Energy Voice has called on the global energy sector to participate in the final part of its landmark research launched to mark 50 years in oil and gas exploration in the North Sea.
The latest survey has now gone live, just weeks ahead of its Offshore Europe event where the findings will be revealed.
Take part here.
The final tranche will look at how to fuel the conversation and encourage the next generation of industry leaders and look at the future of the North Sea.
The project was launched in response to falling oil prices, which placed the UK and wider global energy marker under pressure.
Energy 2050 – Securing our Future was launched at OTC in Houston in May and is in partnership with RGU, Burness Paull, EY, Douglas Westwood, Fifth Ring and the University of Oklahoma.
The first findings revealed leaders believed crude prices will bounce back above $100 by 2020.
The need to slash costs was also seen as the number one challenge for the oil industry.
The research will be discussed by a panel which includes industry leader Sir Ian Wood, Derek Leith office managing partnerat EY Aberdeen and the firm’s UK head of oil and gas taxation and Offshore Europe co-chairman Michael Engell-Jensen.
The event, which will be held at the Tivoli on Wednesday September 2, will discuss the final wave of Energy Voice’s research: Energy 2050 – Securing our Future.
Industry leaders have already backed the event with UK Energy Minister describing the move as “critical” in ensuring a dialogue with the next generation of workers.

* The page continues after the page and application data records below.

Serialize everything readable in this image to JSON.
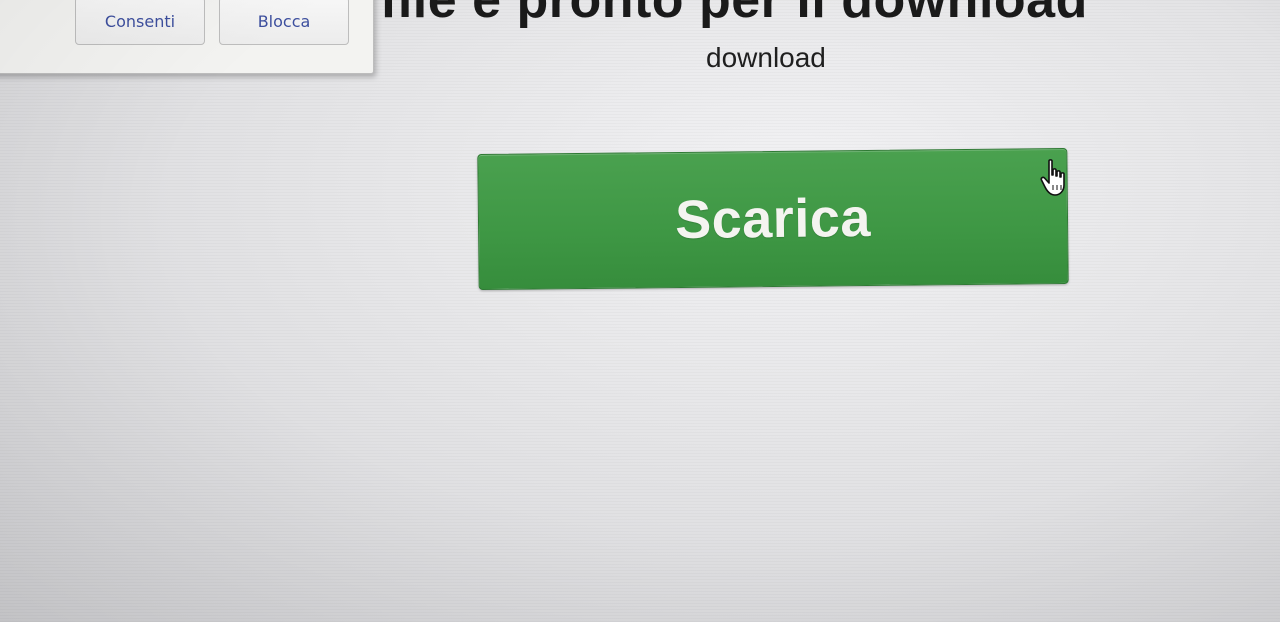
{
  "permission_popup": {
    "allow_label": "Consenti",
    "block_label": "Blocca"
  },
  "page": {
    "title": "file è pronto per il download",
    "subtitle": "download"
  },
  "download": {
    "button_label": "Scarica",
    "button_color": "#3e9744"
  },
  "cursor": {
    "icon": "hand-pointer-icon"
  }
}
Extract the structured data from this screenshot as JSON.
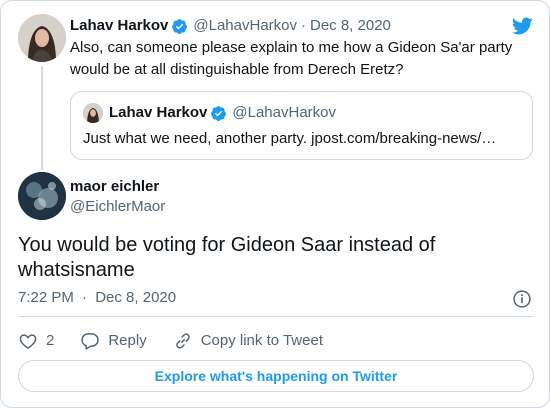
{
  "parent": {
    "name": "Lahav Harkov",
    "handle": "@LahavHarkov",
    "separator": "·",
    "date": "Dec 8, 2020",
    "text": "Also, can someone please explain to me how a Gideon Sa'ar party would be at all distinguishable from Derech Eretz?"
  },
  "quote": {
    "name": "Lahav Harkov",
    "handle": "@LahavHarkov",
    "text": "Just what we need, another party.  jpost.com/breaking-news/…"
  },
  "tweet": {
    "name": "maor eichler",
    "handle": "@EichlerMaor",
    "text": "You would be voting for Gideon Saar instead of whatsisname",
    "time": "7:22 PM",
    "separator": "·",
    "date": "Dec 8, 2020"
  },
  "actions": {
    "like_count": "2",
    "reply_label": "Reply",
    "copy_label": "Copy link to Tweet"
  },
  "explore_label": "Explore what's happening on Twitter",
  "colors": {
    "accent": "#1d9bf0",
    "text": "#0f1419",
    "muted": "#536471",
    "border": "#cfd9de"
  },
  "icons": [
    "twitter-bird-icon",
    "verified-badge-icon",
    "info-icon",
    "heart-icon",
    "reply-icon",
    "link-icon"
  ]
}
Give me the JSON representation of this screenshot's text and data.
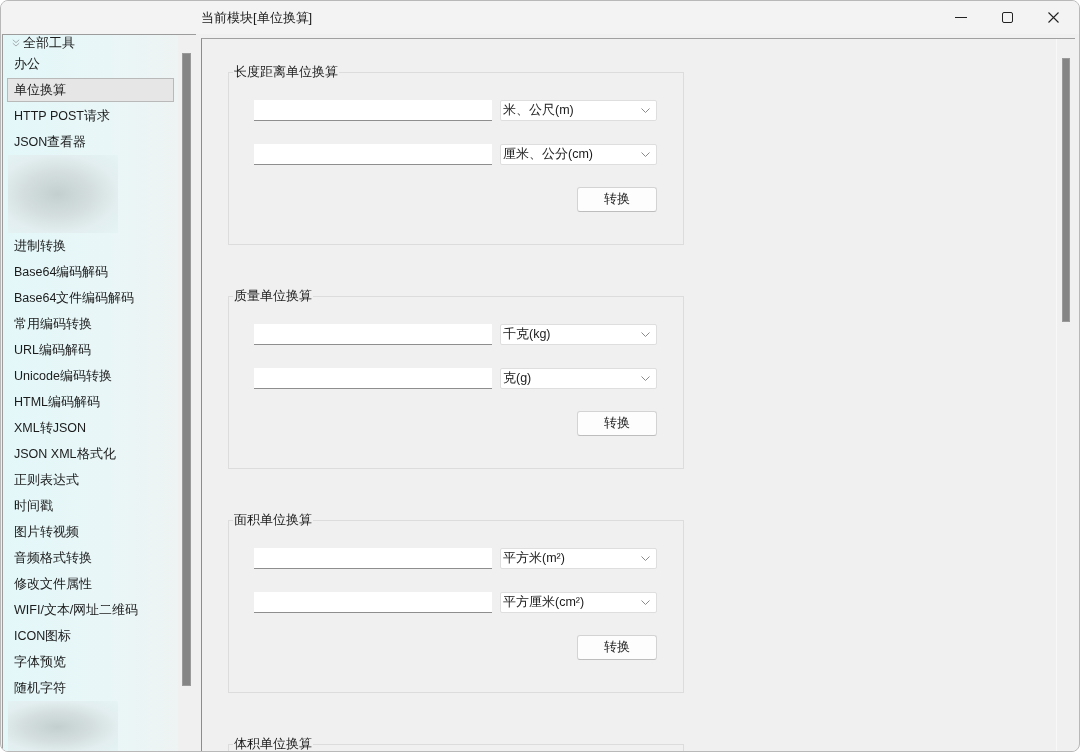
{
  "window": {
    "title": "当前模块[单位换算]"
  },
  "sidebar": {
    "header": {
      "label": "全部工具",
      "expanded": true
    },
    "items": [
      {
        "kind": "tool",
        "label": "办公",
        "selected": false
      },
      {
        "kind": "tool",
        "label": "单位换算",
        "selected": true
      },
      {
        "kind": "tool",
        "label": "HTTP POST请求",
        "selected": false
      },
      {
        "kind": "tool",
        "label": "JSON查看器",
        "selected": false
      },
      {
        "kind": "redacted",
        "selected": false
      },
      {
        "kind": "redacted",
        "selected": false
      },
      {
        "kind": "redacted",
        "selected": false
      },
      {
        "kind": "tool",
        "label": "进制转换",
        "selected": false
      },
      {
        "kind": "tool",
        "label": "Base64编码解码",
        "selected": false
      },
      {
        "kind": "tool",
        "label": "Base64文件编码解码",
        "selected": false
      },
      {
        "kind": "tool",
        "label": "常用编码转换",
        "selected": false
      },
      {
        "kind": "tool",
        "label": "URL编码解码",
        "selected": false
      },
      {
        "kind": "tool",
        "label": "Unicode编码转换",
        "selected": false
      },
      {
        "kind": "tool",
        "label": "HTML编码解码",
        "selected": false
      },
      {
        "kind": "tool",
        "label": "XML转JSON",
        "selected": false
      },
      {
        "kind": "tool",
        "label": "JSON XML格式化",
        "selected": false
      },
      {
        "kind": "tool",
        "label": "正则表达式",
        "selected": false
      },
      {
        "kind": "tool",
        "label": "时间戳",
        "selected": false
      },
      {
        "kind": "tool",
        "label": "图片转视频",
        "selected": false
      },
      {
        "kind": "tool",
        "label": "音频格式转换",
        "selected": false
      },
      {
        "kind": "tool",
        "label": "修改文件属性",
        "selected": false
      },
      {
        "kind": "tool",
        "label": "WIFI/文本/网址二维码",
        "selected": false
      },
      {
        "kind": "tool",
        "label": "ICON图标",
        "selected": false
      },
      {
        "kind": "tool",
        "label": "字体预览",
        "selected": false
      },
      {
        "kind": "tool",
        "label": "随机字符",
        "selected": false
      },
      {
        "kind": "redacted",
        "selected": false
      },
      {
        "kind": "redacted",
        "selected": false
      }
    ]
  },
  "groups": [
    {
      "title": "长度距离单位换算",
      "rows": [
        {
          "unit": "米、公尺(m)"
        },
        {
          "unit": "厘米、公分(cm)"
        }
      ],
      "button": "转换"
    },
    {
      "title": "质量单位换算",
      "rows": [
        {
          "unit": "千克(kg)"
        },
        {
          "unit": "克(g)"
        }
      ],
      "button": "转换"
    },
    {
      "title": "面积单位换算",
      "rows": [
        {
          "unit": "平方米(m²)"
        },
        {
          "unit": "平方厘米(cm²)"
        }
      ],
      "button": "转换"
    },
    {
      "title": "体积单位换算"
    }
  ]
}
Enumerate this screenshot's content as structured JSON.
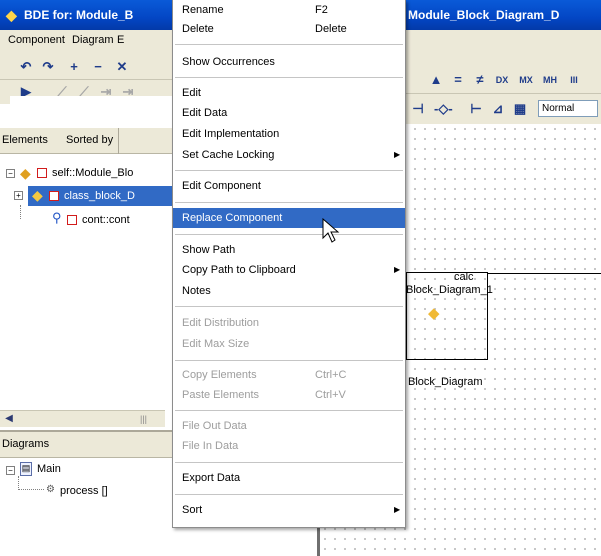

Oil and Gas UK’s Deidre Michie said the sector still has “much to offer the next generation who will play a vital role in securing and supporting the sector’s long-term future.”
Chris Chapman, commercial director Viking SeaTech, said: “In a down-turn environment it is extremely important that a business is lean enough for survival but also has the expertise to plan ahead for the inevitable swing back upwards.
“This is a difficult compromise to achieve and at the same time retain the key competencies within a business, but also be able to provide a clear line of sight to successful careers for existing and new staff.
“In a downturn it tends to be the best staff who are retained, it is very important therefore to ensure that those staff remain engaged in the success of the business. It is vital that their interests, career paths and incentivisation plans are strongly focused upon.
“Some of these personnel who are already in a business will be the next generation, and the organisational impacts of a downturn can actually provide new opportunities for such personnel to develop on faster tracks than before, realising the potential particularly in young personnel.
“The right level of recruitment in key positions needs to be maintained and the messaging to potential new employees around the strength of a business and its future is key. The downturn can actually be used to advantage by the smartest companies, as good people become available as a result of circumstances.
“Companies need to be brave in their investment in people for the future upturn, and use the downturn effectively and reset the competencies of the organisation.”
Sign up for our Offshore Europe event below.